The attorneys general of New York and Delaware have said that they are working to wrap up the first part of their joint investigation into the mortgage crisis that caused the Great Recession before the year's end.

In an op-ed published Sunday evening in Politico, New York's Eric Schneiderman and Delaware's Beau Biden, both Democrats, detailed their four-pronged investigation into the mortgage bubble and crash.

We're working hard to complete the first-and most critical-phase of our investigation before the end of 2011, the attorneys general wrote.

Schneiderman was an early critic of settlement negotiations between the 50 states and five major banks over improper foreclosure practices, such as robo-signing documents. Schneiderman was booted from a top committee of state attorneys general after he objected to a provision that would provide banks with blanket immunity from future legal action.

The two top state prosecutors are now investigating other aspects of the mortgage crisis.

Servicing abuses did not create the mortgage bubble. Robo-signing did not blow up the U.S. economy, they wrote. Rather, these are symptoms of a more far-reaching and insidious problem.

Schneiderman and Biden break down the investigation into four distinct, but interdependent, areas. In addition to foreclosure practices, the probes include the conduct of loan originators, banks that pooled and securitized mortgages for investors to buy, and the mortgages servicers.

The collaboration between Schneiderman and Biden was discussed on MSNBC's Rachel Maddow Show Oct. 27.

Beau Biden... and I thought we really needed to dig in a little bit deeper, Schneiderman told Maddow. And we were doing an investigation into what caused the bubble and the crash in the housing market.

The two have been on similar tracks in investigating the mortgage crisis.

Schneiderman attempted to toss a monkey wrench into a proposed $8.5 billion settlement between Bank of America and Bank of New York Mellon, a trustee of Countrywide mortgage-backed securities. Bank of America bought Countrywide, a mortgage giant, in 2008.

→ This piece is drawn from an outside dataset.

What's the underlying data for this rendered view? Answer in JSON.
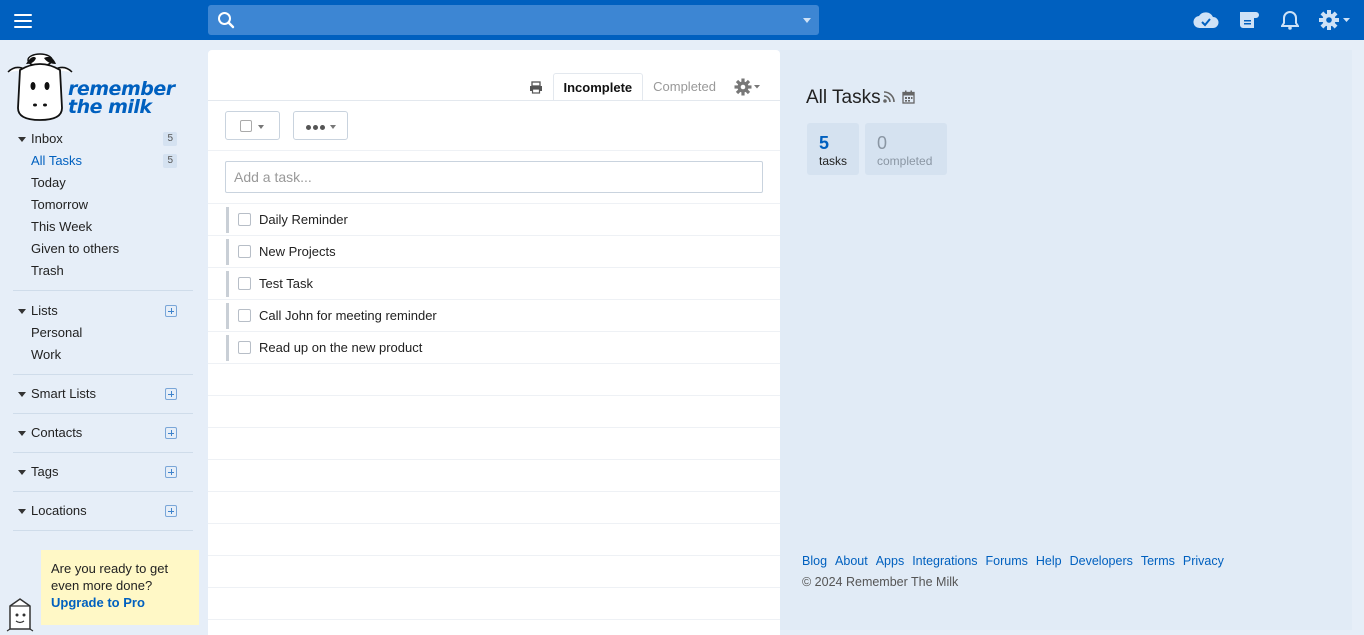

A New York State court was tasked with signing off on the deal, but Schneiderman filed to intervene in an attempt to derail approval. Biden later attempted to intervene to block the proposed settlement as well.

Meanwhile, Biden Oct. 27 filed a suit against an industry-created mortgage registry that acts as a mortgagee for lenders, allowing the company to initiate foreclosure proceedings. The company, called MERS, is at the center of the housing crisis, Biden said.

Critics of the Virginia-based MERS--Mortgage Electronic Registration Systems--have alleged that the system obscures the real owner of a mortgage. The system also acted without authority in foreclosing on loan it never owned on behalf of a securitization trust, according to Biden's complaint.

Where the name of the owner of the mortgage loan recorded in the MERS System does not reflect the true owner, any action MERS takes on behalf of the purported owner is without authority, the complaint reads.

In response, a MERS spokeswoman defended the company's business model and said that Biden's allegations about deceptive practices have no merit.

We refute claims that use of the MERS system caused confusion to borrowers or any other participants in the mortgage finance system, said spokeswoman Janis Smith.

MERS has had a solid track record in defending legal challenges to their business operation.

In addition to the lawsuit, Schneiderman issued a subpoena for MERS for information about how major banks used the service.

We are determined to get out in the open the troubling facts related to the banks' use of MERS, the attorneys general wrote in the Politico op-ed.